skip to Main Content

What happens when my care in the AED is completed?

Based on your diagnosis you will either be discharged or admitted to the hospital. All patients discharged from the AED receive written instructions, ranging from medical instructions, referrals to an outpatient clinic and appointments to return to the AED for…

Read more

How can I avoid infections?

While at the QEH, all the usual rules about personal hygiene apply, and then some. Frequent hand washing and dressing changes are important. Urinary catheter drainage bags should be kept below hip level. Also, if you have relatives at home…

Read more

How can I best avoid falling?

Falls are a leading source of hospital injury, and the Queen Elizabeth Hospital does not want you to fall. The best way to avoid a fall is to call for assistance from a member of your treatment team whenever you…

Read more

Can I see a specialist if I come to the AED?

AED patients are seen by physicians with training or experience in the specialty of emergency medicine. They obtain consultations as needed and if necessary, will refer you to a specialist based on the assessment of your problem.

Read more

Are doctors involved?

All Emergency Ambulance Service personnel function in conjunction with the trained emergency physicians in the Accident and Emergency Department. The EMTs/Paramedics are always in radio contact with these physicians should they require advice and direction.

Read more

How long can I expect to be in the AED?

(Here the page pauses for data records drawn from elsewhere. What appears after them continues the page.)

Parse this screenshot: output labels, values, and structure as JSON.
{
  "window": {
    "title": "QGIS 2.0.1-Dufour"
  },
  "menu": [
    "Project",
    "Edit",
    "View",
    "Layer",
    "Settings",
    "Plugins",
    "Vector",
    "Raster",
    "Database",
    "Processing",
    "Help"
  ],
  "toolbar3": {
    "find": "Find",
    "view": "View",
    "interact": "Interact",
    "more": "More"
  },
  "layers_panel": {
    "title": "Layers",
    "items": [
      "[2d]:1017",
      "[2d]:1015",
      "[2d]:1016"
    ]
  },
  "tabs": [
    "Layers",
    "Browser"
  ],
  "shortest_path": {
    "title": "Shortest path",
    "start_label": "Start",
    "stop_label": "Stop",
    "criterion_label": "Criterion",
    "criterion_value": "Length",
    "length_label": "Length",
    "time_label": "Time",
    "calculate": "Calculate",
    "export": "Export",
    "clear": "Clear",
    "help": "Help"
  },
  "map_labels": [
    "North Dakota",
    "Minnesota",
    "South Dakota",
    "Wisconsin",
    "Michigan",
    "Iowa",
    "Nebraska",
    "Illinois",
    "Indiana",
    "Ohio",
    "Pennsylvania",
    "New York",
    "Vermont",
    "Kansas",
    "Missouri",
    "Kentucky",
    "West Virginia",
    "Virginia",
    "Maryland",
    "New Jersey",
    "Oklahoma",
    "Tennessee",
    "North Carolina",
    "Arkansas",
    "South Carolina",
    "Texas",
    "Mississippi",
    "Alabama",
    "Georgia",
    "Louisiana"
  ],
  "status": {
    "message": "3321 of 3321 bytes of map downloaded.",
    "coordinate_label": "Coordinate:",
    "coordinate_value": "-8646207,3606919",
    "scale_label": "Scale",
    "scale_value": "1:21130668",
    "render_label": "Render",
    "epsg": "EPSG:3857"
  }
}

Quality care takes time. Your total length of stay may depend on your symptoms, illness, and if you have to be admitted to the hospital. In the event that the emergency physician needs to consult with a specialist or you…

Read more
Back To Top